For example, the Commission's Report compellingly demonstrates the importance of border security and tracking international travelers. Under Secretary Hutchinson will help us understand the Administration's views in this critical area.
Also of great interest to the Judiciary Committee is the Commission's recommendation relating to the future of the FBI in the war against terrorism. The 9/11 Commission Report found that the FBI and Director Mueller have cooperated with the Commission. Recently, the FBI issued its formal response to the Commission's recommendations and, in each instance, was either implementing it or reexamining its current policy in light of the recommendation.
I would like to commend President Bush for his leadership in making certain that the key senior Administration officials are giving the bi-partisan 9/11 Commission Report the respect and consideration it merits.
It appears to me that, by and large, all of the Committees in the House and Senate are attempting to approach the Report in a bipartisan manner despite the fact that we are deep into the election cycle and despite the fact that some of the Commission's recommendations are somewhat complex and controversial such as those pertaining to changes in Congressional oversight of terrorism programs.
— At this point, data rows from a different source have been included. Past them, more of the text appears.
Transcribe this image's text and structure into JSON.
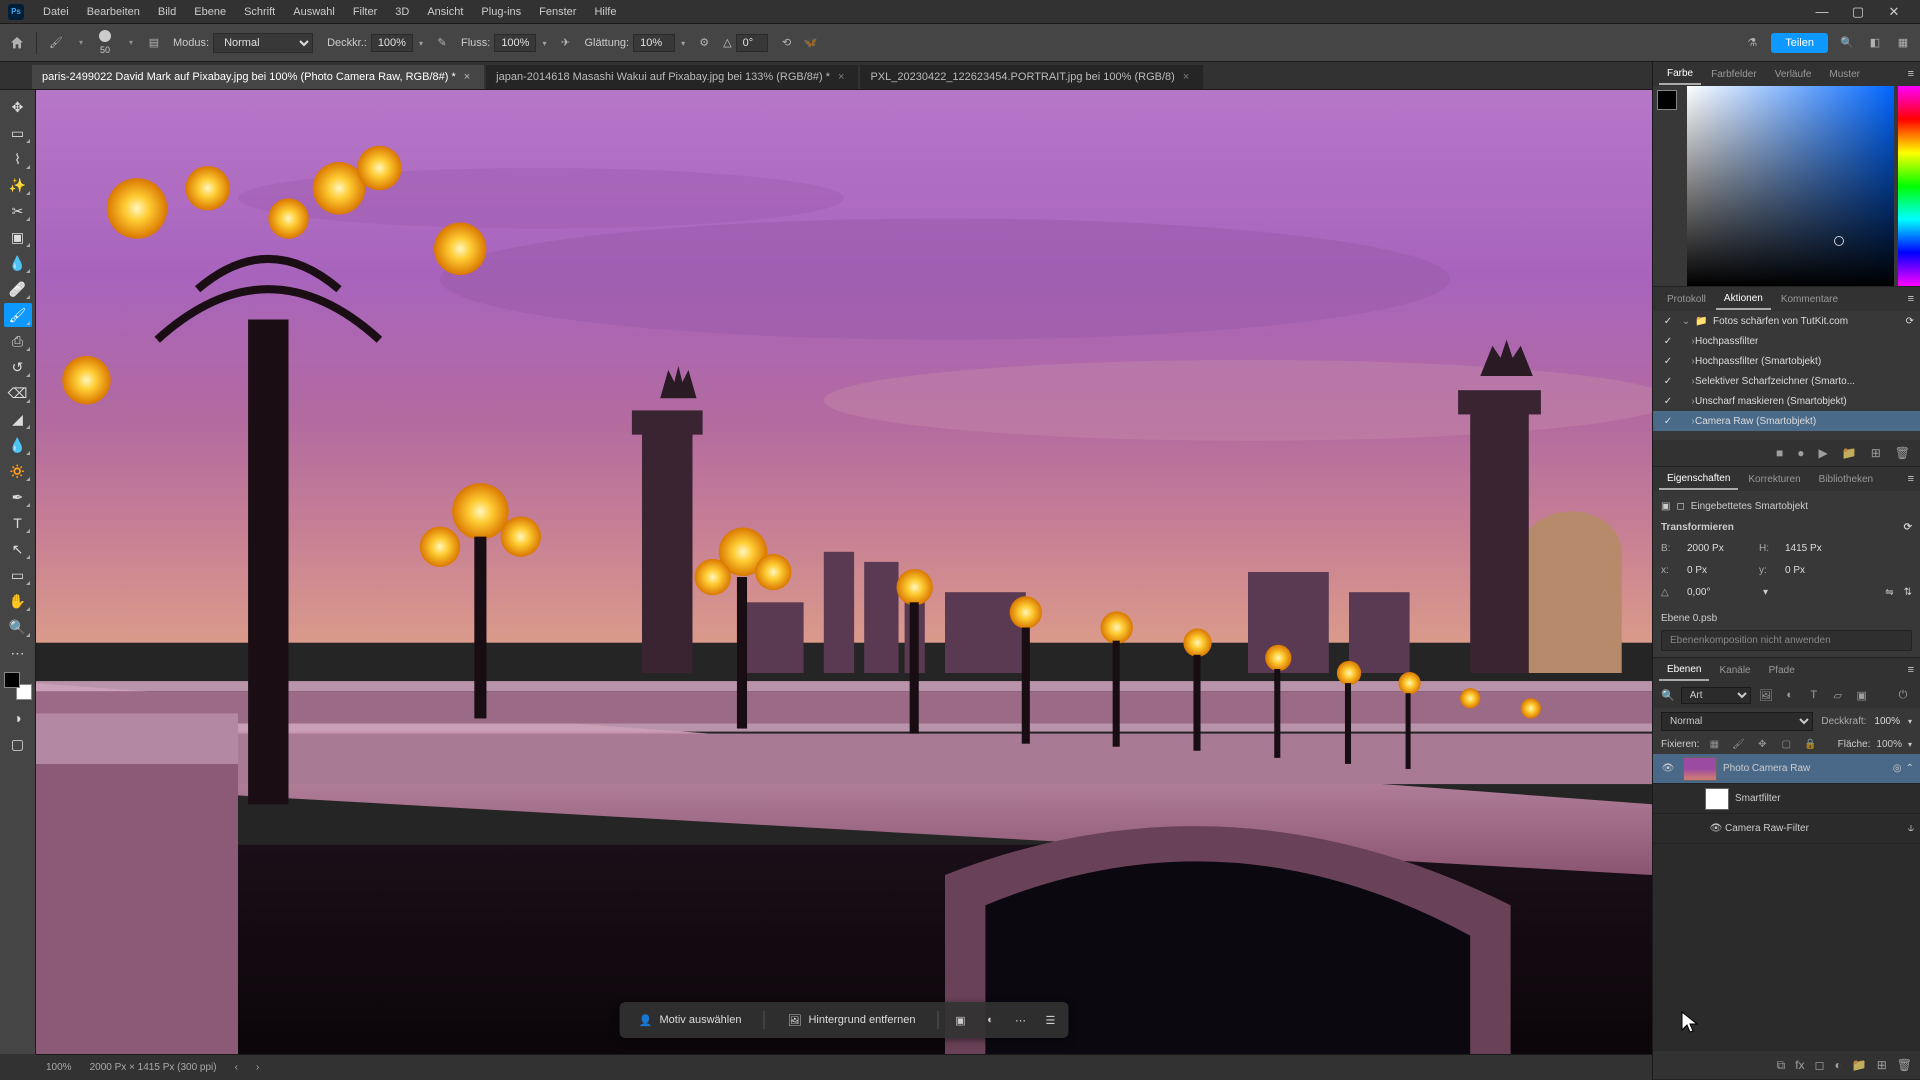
{
  "menubar": {
    "items": [
      "Datei",
      "Bearbeiten",
      "Bild",
      "Ebene",
      "Schrift",
      "Auswahl",
      "Filter",
      "3D",
      "Ansicht",
      "Plug-ins",
      "Fenster",
      "Hilfe"
    ]
  },
  "optbar": {
    "brush_size": "50",
    "mode_label": "Modus:",
    "mode_value": "Normal",
    "opacity_label": "Deckkr.:",
    "opacity_value": "100%",
    "flow_label": "Fluss:",
    "flow_value": "100%",
    "smoothing_label": "Glättung:",
    "smoothing_value": "10%",
    "angle_value": "0°",
    "share": "Teilen"
  },
  "tabs": [
    {
      "label": "paris-2499022  David Mark auf Pixabay.jpg bei 100% (Photo Camera Raw, RGB/8#) *",
      "active": true
    },
    {
      "label": "japan-2014618 Masashi Wakui auf Pixabay.jpg bei 133% (RGB/8#) *",
      "active": false
    },
    {
      "label": "PXL_20230422_122623454.PORTRAIT.jpg bei 100% (RGB/8)",
      "active": false
    }
  ],
  "panels": {
    "color": {
      "tabs": [
        "Farbe",
        "Farbfelder",
        "Verläufe",
        "Muster"
      ],
      "active": 0
    },
    "actions": {
      "tabs": [
        "Protokoll",
        "Aktionen",
        "Kommentare"
      ],
      "active": 1,
      "set": "Fotos schärfen von TutKit.com",
      "items": [
        {
          "label": "Hochpassfilter"
        },
        {
          "label": "Hochpassfilter (Smartobjekt)"
        },
        {
          "label": "Selektiver Scharfzeichner (Smarto..."
        },
        {
          "label": "Unscharf maskieren (Smartobjekt)"
        },
        {
          "label": "Camera Raw (Smartobjekt)",
          "selected": true
        }
      ]
    },
    "properties": {
      "tabs": [
        "Eigenschaften",
        "Korrekturen",
        "Bibliotheken"
      ],
      "active": 0,
      "so_label": "Eingebettetes Smartobjekt",
      "transform_label": "Transformieren",
      "w_label": "B:",
      "w": "2000 Px",
      "h_label": "H:",
      "h": "1415 Px",
      "x_label": "x:",
      "x": "0 Px",
      "y_label": "y:",
      "y": "0 Px",
      "angle_label": "△",
      "angle": "0,00°",
      "layer0": "Ebene 0.psb",
      "embed_note": "Ebenenkomposition nicht anwenden"
    },
    "layers": {
      "tabs": [
        "Ebenen",
        "Kanäle",
        "Pfade"
      ],
      "active": 0,
      "search": "Art",
      "blend": "Normal",
      "opacity_label": "Deckkraft:",
      "opacity": "100%",
      "lock_label": "Fixieren:",
      "fill_label": "Fläche:",
      "fill": "100%",
      "items": [
        {
          "name": "Photo Camera Raw",
          "selected": true
        },
        {
          "name": "Smartfilter",
          "sub": true
        },
        {
          "name": "Camera Raw-Filter",
          "sub": true,
          "deeper": true
        }
      ]
    }
  },
  "canvas_toolbar": {
    "subject": "Motiv auswählen",
    "removebg": "Hintergrund entfernen"
  },
  "status": {
    "zoom": "100%",
    "docsize": "2000 Px × 1415 Px (300 ppi)"
  }
}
I hope that this spirit of bi-partisanship continues this morning so that we can go about the serious business of adopting the set of policies and laws that best protects the American public from terrorism will preserving our traditional rights and liberties as American citizens.